◆ Aim of the exercise ◆
Lines from the one containing "Read all visible content and emit it as JSON." to the end of the data below are to be restated exactly, with both ends included and nothing else.

########

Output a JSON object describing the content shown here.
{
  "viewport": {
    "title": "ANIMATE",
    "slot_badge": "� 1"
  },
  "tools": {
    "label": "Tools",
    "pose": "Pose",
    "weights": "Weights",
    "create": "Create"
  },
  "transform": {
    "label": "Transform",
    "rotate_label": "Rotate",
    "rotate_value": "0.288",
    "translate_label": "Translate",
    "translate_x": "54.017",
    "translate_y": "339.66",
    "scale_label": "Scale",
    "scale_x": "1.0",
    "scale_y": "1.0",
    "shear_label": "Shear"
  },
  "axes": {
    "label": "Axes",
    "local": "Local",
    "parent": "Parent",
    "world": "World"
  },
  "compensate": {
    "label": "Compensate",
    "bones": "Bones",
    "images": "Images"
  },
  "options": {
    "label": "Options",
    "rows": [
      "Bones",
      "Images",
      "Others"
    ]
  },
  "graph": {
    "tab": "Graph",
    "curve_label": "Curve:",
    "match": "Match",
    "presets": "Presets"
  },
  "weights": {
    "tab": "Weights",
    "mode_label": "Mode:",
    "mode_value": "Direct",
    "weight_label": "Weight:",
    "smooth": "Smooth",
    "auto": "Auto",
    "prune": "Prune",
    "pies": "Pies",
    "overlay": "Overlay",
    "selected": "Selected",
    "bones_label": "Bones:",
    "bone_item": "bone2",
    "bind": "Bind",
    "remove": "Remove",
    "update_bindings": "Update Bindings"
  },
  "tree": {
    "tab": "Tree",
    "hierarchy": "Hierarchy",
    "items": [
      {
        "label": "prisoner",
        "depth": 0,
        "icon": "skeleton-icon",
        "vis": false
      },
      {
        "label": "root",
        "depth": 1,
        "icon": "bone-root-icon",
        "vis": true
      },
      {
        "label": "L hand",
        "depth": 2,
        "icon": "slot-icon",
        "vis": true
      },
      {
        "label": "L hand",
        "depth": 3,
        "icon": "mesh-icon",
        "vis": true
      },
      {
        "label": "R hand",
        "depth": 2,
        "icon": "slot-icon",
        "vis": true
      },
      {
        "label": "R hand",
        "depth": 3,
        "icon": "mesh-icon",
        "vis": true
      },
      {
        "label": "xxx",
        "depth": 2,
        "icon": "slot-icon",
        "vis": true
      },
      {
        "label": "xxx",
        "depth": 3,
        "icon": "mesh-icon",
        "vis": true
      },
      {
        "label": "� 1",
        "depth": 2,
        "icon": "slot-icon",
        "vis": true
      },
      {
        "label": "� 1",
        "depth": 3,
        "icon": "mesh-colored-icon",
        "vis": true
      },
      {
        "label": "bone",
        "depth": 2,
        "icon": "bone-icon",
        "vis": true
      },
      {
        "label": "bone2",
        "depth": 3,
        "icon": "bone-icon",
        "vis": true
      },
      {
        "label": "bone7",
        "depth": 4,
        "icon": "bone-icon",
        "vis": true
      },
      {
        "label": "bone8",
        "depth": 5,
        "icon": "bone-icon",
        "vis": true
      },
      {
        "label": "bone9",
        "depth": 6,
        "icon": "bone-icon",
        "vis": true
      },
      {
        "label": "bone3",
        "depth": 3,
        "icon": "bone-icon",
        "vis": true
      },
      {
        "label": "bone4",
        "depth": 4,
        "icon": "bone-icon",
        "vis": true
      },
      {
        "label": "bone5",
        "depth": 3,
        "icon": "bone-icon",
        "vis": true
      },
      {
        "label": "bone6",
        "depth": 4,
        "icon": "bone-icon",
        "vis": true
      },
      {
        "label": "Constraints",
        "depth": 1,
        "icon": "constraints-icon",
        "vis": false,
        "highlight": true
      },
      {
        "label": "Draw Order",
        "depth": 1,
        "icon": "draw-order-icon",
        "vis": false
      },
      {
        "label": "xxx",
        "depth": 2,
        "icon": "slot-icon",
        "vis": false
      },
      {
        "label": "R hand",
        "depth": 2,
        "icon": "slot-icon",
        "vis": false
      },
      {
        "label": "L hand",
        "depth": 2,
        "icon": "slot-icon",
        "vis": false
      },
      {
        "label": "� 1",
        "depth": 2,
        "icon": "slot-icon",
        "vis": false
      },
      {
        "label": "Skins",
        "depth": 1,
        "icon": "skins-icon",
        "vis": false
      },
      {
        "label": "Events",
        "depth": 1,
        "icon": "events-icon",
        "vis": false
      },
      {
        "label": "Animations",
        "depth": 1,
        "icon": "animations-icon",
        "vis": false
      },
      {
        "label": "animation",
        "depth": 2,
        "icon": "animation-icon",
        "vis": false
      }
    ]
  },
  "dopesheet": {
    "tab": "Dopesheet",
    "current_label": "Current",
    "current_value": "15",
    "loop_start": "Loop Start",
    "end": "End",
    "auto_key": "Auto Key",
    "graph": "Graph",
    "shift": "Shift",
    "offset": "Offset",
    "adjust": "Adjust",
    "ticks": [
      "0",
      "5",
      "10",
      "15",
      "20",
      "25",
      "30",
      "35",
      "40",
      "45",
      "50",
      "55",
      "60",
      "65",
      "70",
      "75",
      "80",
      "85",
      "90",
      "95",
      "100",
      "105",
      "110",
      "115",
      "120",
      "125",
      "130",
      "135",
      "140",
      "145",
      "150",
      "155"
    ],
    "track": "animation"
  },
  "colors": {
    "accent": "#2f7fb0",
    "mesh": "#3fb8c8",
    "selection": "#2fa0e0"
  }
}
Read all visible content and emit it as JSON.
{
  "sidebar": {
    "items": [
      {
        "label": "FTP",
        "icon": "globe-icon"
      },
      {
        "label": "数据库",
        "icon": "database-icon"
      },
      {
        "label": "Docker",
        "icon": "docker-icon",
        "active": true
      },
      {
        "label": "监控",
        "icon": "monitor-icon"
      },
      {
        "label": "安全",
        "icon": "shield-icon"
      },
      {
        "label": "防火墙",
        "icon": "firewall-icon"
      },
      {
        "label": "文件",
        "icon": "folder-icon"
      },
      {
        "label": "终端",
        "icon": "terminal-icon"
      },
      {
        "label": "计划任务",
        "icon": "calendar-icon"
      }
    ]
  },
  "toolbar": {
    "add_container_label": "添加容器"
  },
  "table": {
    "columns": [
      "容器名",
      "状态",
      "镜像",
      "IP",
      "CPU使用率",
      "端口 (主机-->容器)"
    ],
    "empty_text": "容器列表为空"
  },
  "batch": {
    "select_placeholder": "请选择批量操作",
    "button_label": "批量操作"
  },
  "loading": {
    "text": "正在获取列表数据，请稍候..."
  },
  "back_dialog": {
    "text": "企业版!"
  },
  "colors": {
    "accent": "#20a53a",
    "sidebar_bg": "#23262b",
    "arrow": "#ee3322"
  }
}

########

◆ Response to this task ◆
Read all visible content and emit it as JSON.
{
  "sidebar": {
    "items": [
      {
        "label": "FTP",
        "icon": "globe-icon"
      },
      {
        "label": "数据库",
        "icon": "database-icon"
      },
      {
        "label": "Docker",
        "icon": "docker-icon",
        "active": true
      },
      {
        "label": "监控",
        "icon": "monitor-icon"
      },
      {
        "label": "安全",
        "icon": "shield-icon"
      },
      {
        "label": "防火墙",
        "icon": "firewall-icon"
      },
      {
        "label": "文件",
        "icon": "folder-icon"
      },
      {
        "label": "终端",
        "icon": "terminal-icon"
      },
      {
        "label": "计划任务",
        "icon": "calendar-icon"
      }
    ]
  },
  "toolbar": {
    "add_container_label": "添加容器"
  },
  "table": {
    "columns": [
      "容器名",
      "状态",
      "镜像",
      "IP",
      "CPU使用率",
      "端口 (主机-->容器)"
    ],
    "empty_text": "容器列表为空"
  },
  "batch": {
    "select_placeholder": "请选择批量操作",
    "button_label": "批量操作"
  },
  "loading": {
    "text": "正在获取列表数据，请稍候..."
  },
  "back_dialog": {
    "text": "企业版!"
  },
  "colors": {
    "accent": "#20a53a",
    "sidebar_bg": "#23262b",
    "arrow": "#ee3322"
  }
}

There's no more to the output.